◆ Problem details: Look through the records and copy each line that has "proof" in it.

Page and application data records:
◇ ◇ ◇ ◇ ◇
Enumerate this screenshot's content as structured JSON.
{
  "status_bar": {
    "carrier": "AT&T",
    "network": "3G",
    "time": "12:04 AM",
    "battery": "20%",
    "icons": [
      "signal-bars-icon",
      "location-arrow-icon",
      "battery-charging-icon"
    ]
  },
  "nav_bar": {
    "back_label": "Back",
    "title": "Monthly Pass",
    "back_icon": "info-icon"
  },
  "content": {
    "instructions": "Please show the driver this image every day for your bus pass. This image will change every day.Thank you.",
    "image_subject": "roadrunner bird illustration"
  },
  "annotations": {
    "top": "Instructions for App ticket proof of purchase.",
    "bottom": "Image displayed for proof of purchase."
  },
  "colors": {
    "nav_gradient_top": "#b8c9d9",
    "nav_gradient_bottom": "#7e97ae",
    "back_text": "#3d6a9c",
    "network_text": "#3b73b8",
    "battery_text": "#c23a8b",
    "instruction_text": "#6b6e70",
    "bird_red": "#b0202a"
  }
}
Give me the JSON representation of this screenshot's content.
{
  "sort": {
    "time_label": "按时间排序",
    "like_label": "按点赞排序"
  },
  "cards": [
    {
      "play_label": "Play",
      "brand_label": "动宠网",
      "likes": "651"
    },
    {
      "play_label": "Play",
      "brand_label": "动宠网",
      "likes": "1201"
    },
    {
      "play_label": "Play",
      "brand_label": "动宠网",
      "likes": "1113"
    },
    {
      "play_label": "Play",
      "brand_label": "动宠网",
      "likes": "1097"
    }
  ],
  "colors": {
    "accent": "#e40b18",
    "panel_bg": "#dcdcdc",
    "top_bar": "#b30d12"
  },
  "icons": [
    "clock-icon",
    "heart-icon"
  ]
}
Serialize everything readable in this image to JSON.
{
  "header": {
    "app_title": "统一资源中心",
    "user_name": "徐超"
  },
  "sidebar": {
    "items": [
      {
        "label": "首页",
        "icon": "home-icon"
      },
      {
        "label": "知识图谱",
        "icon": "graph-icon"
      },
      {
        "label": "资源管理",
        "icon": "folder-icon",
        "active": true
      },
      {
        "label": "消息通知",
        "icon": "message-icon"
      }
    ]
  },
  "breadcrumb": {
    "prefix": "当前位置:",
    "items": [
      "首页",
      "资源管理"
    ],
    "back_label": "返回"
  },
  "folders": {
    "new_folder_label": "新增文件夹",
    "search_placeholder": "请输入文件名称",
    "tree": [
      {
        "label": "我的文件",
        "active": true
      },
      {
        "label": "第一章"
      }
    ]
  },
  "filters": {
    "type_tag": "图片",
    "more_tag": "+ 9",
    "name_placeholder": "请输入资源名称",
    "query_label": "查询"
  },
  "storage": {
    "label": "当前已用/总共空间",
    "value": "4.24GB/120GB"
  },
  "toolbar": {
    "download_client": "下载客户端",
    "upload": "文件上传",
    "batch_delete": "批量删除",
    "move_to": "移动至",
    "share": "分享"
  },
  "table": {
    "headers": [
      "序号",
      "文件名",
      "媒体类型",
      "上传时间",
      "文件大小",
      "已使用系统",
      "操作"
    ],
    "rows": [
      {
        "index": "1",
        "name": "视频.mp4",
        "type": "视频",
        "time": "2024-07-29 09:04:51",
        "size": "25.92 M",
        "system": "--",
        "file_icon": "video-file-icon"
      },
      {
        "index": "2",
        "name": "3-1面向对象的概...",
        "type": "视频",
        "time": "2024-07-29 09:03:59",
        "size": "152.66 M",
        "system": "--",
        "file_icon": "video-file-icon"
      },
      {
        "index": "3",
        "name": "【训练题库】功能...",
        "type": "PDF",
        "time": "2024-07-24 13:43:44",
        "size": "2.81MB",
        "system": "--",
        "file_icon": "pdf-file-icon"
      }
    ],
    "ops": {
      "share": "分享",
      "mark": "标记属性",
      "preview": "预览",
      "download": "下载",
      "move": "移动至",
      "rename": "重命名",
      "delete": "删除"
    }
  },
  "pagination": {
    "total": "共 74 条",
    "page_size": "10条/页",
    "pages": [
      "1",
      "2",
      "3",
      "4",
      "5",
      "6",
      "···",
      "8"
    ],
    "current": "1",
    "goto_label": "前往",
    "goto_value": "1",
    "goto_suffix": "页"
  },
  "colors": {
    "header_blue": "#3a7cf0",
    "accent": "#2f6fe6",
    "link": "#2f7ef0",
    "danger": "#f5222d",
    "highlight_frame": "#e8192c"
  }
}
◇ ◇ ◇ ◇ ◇
◆ Task answer:
    "top": "Instructions for App ticket proof of purchase.",
    "bottom": "Image displayed for proof of purchase."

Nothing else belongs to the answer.